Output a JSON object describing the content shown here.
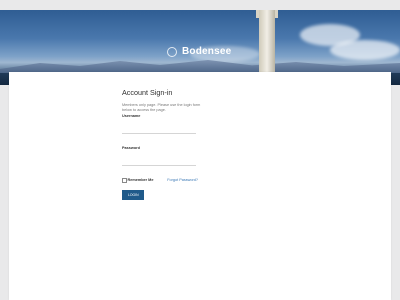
{
  "header": {
    "site_title": "Bodensee",
    "logo_icon": "circle-logo-icon"
  },
  "signin": {
    "title": "Account Sign-in",
    "description": "Members only page. Please use the login form below to access the page.",
    "username_label": "Username",
    "username_value": "",
    "password_label": "Password",
    "password_value": "",
    "remember_label": "Remember Me",
    "forgot_label": "Forgot Password?",
    "login_button": "LOGIN"
  }
}
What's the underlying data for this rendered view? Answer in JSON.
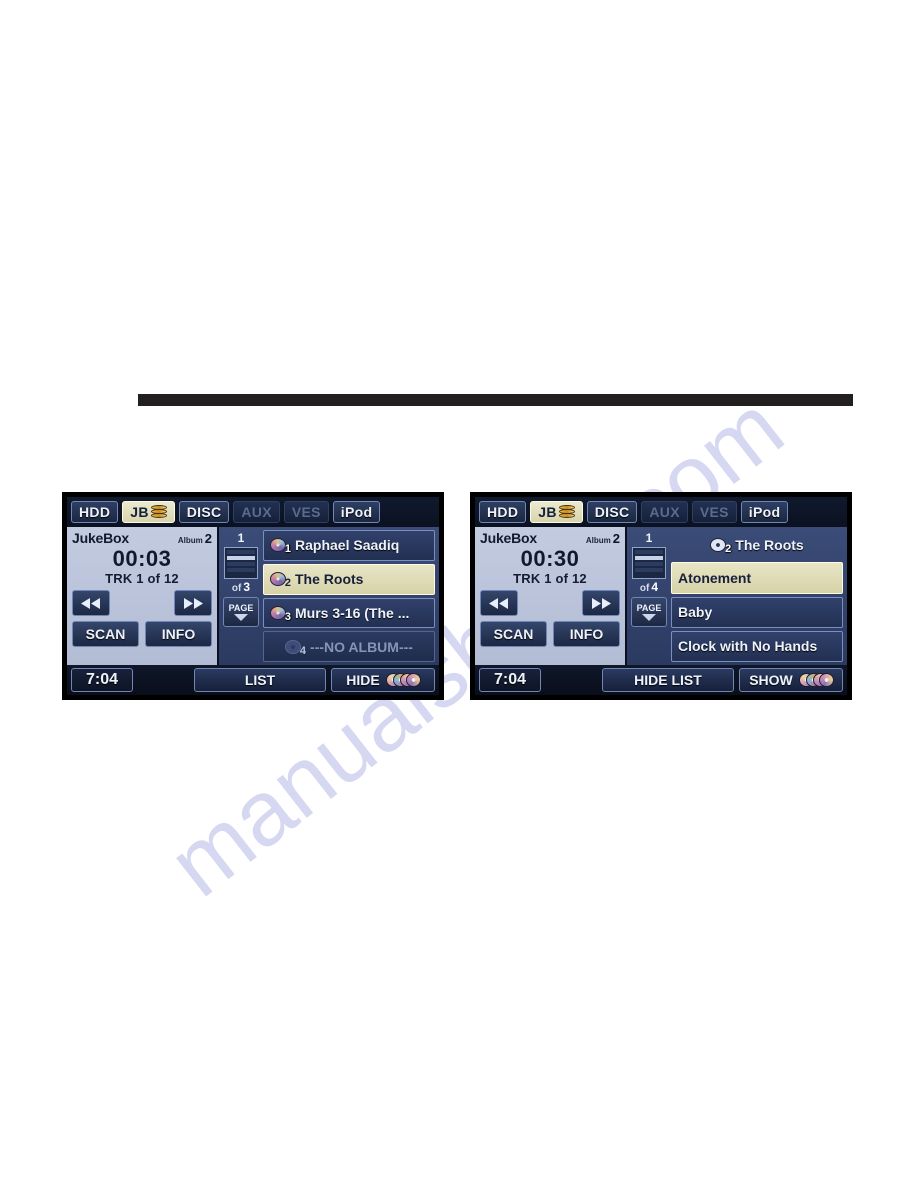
{
  "page": {
    "watermark": "manualsbase.com"
  },
  "units": [
    {
      "id": "album-list-screen",
      "tabs": [
        {
          "label": "HDD",
          "state": "normal",
          "icon": ""
        },
        {
          "label": "JB",
          "state": "active",
          "icon": "disc-stack-icon"
        },
        {
          "label": "DISC",
          "state": "normal",
          "icon": ""
        },
        {
          "label": "AUX",
          "state": "disabled",
          "icon": ""
        },
        {
          "label": "VES",
          "state": "disabled",
          "icon": ""
        },
        {
          "label": "iPod",
          "state": "normal",
          "icon": ""
        }
      ],
      "info": {
        "source": "JukeBox",
        "album_label": "Album",
        "album_number": "2",
        "elapsed": "00:03",
        "track_status": "TRK 1 of 12",
        "prev_icon": "rewind-icon",
        "next_icon": "fast-forward-icon",
        "scan_label": "SCAN",
        "info_label": "INFO"
      },
      "pager": {
        "current_page": "1",
        "of_label": "of",
        "total_pages": "3",
        "page_button_label": "PAGE",
        "page_button_icon": "chevron-down-icon"
      },
      "rows": [
        {
          "kind": "item",
          "number": "1",
          "label": "Raphael Saadiq",
          "icon": "disc-icon",
          "selected": false
        },
        {
          "kind": "item",
          "number": "2",
          "label": "The Roots",
          "icon": "disc-icon",
          "selected": true
        },
        {
          "kind": "item",
          "number": "3",
          "label": "Murs 3-16 (The ...",
          "icon": "disc-icon",
          "selected": false
        },
        {
          "kind": "empty",
          "number": "4",
          "label": "---NO ALBUM---",
          "icon": "disc-icon-dim",
          "selected": false
        }
      ],
      "bottom": {
        "clock": "7:04",
        "center_label": "LIST",
        "right_label": "HIDE",
        "right_icon": "disc-fan-icon"
      }
    },
    {
      "id": "track-list-screen",
      "tabs": [
        {
          "label": "HDD",
          "state": "normal",
          "icon": ""
        },
        {
          "label": "JB",
          "state": "active",
          "icon": "disc-stack-icon"
        },
        {
          "label": "DISC",
          "state": "normal",
          "icon": ""
        },
        {
          "label": "AUX",
          "state": "disabled",
          "icon": ""
        },
        {
          "label": "VES",
          "state": "disabled",
          "icon": ""
        },
        {
          "label": "iPod",
          "state": "normal",
          "icon": ""
        }
      ],
      "info": {
        "source": "JukeBox",
        "album_label": "Album",
        "album_number": "2",
        "elapsed": "00:30",
        "track_status": "TRK 1 of 12",
        "prev_icon": "rewind-icon",
        "next_icon": "fast-forward-icon",
        "scan_label": "SCAN",
        "info_label": "INFO"
      },
      "pager": {
        "current_page": "1",
        "of_label": "of",
        "total_pages": "4",
        "page_button_label": "PAGE",
        "page_button_icon": "chevron-down-icon"
      },
      "rows": [
        {
          "kind": "header",
          "number": "2",
          "label": "The Roots",
          "icon": "disc-icon-plain",
          "selected": false
        },
        {
          "kind": "item",
          "number": "",
          "label": "Atonement",
          "icon": "",
          "selected": true
        },
        {
          "kind": "item",
          "number": "",
          "label": "Baby",
          "icon": "",
          "selected": false
        },
        {
          "kind": "item",
          "number": "",
          "label": "Clock with No Hands",
          "icon": "",
          "selected": false
        }
      ],
      "bottom": {
        "clock": "7:04",
        "center_label": "HIDE LIST",
        "right_label": "SHOW",
        "right_icon": "disc-fan-icon"
      }
    }
  ]
}
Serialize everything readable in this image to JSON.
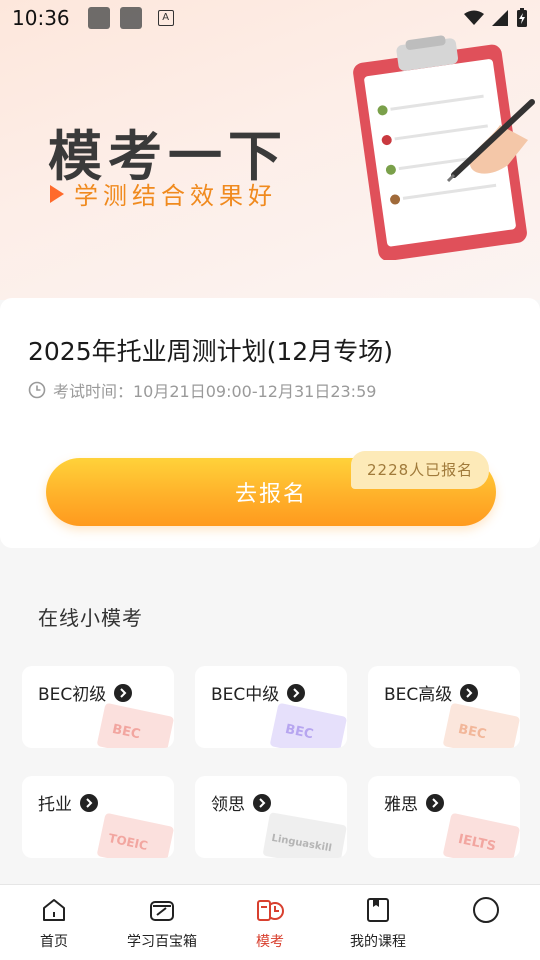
{
  "status_bar": {
    "time": "10:36",
    "a_icon": "A"
  },
  "hero": {
    "title": "模考一下",
    "subtitle": "学测结合效果好"
  },
  "exam": {
    "title": "2025年托业周测计划(12月专场)",
    "time_text": "考试时间：10月21日09:00-12月31日23:59",
    "button_label": "去报名",
    "signup_count": "2228人已报名"
  },
  "mini": {
    "section_title": "在线小模考",
    "tiles": [
      {
        "label": "BEC初级",
        "deco": "BEC",
        "color": "#f2a6a0"
      },
      {
        "label": "BEC中级",
        "deco": "BEC",
        "color": "#b7a6f0"
      },
      {
        "label": "BEC高级",
        "deco": "BEC",
        "color": "#f2b79a"
      },
      {
        "label": "托业",
        "deco": "TOEIC",
        "color": "#f2a6a0"
      },
      {
        "label": "领思",
        "deco": "Linguaskill",
        "color": "#c8c8c8"
      },
      {
        "label": "雅思",
        "deco": "IELTS",
        "color": "#f2a6a0"
      }
    ]
  },
  "nav": {
    "items": [
      {
        "label": "首页",
        "icon": "home-icon"
      },
      {
        "label": "学习百宝箱",
        "icon": "toolbox-icon"
      },
      {
        "label": "模考",
        "icon": "mock-exam-icon"
      },
      {
        "label": "我的课程",
        "icon": "course-icon"
      },
      {
        "label": "",
        "icon": "profile-icon"
      }
    ],
    "active_color": "#d8402f"
  }
}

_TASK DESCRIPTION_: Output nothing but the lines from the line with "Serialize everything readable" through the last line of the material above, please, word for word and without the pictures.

_PROBLEM SOLUTION_:
Serialize everything readable in this image to JSON.
{
  "status_bar": {
    "time": "10:36",
    "a_icon": "A"
  },
  "hero": {
    "title": "模考一下",
    "subtitle": "学测结合效果好"
  },
  "exam": {
    "title": "2025年托业周测计划(12月专场)",
    "time_text": "考试时间：10月21日09:00-12月31日23:59",
    "button_label": "去报名",
    "signup_count": "2228人已报名"
  },
  "mini": {
    "section_title": "在线小模考",
    "tiles": [
      {
        "label": "BEC初级",
        "deco": "BEC",
        "color": "#f2a6a0"
      },
      {
        "label": "BEC中级",
        "deco": "BEC",
        "color": "#b7a6f0"
      },
      {
        "label": "BEC高级",
        "deco": "BEC",
        "color": "#f2b79a"
      },
      {
        "label": "托业",
        "deco": "TOEIC",
        "color": "#f2a6a0"
      },
      {
        "label": "领思",
        "deco": "Linguaskill",
        "color": "#c8c8c8"
      },
      {
        "label": "雅思",
        "deco": "IELTS",
        "color": "#f2a6a0"
      }
    ]
  },
  "nav": {
    "items": [
      {
        "label": "首页",
        "icon": "home-icon"
      },
      {
        "label": "学习百宝箱",
        "icon": "toolbox-icon"
      },
      {
        "label": "模考",
        "icon": "mock-exam-icon"
      },
      {
        "label": "我的课程",
        "icon": "course-icon"
      },
      {
        "label": "",
        "icon": "profile-icon"
      }
    ],
    "active_color": "#d8402f"
  }
}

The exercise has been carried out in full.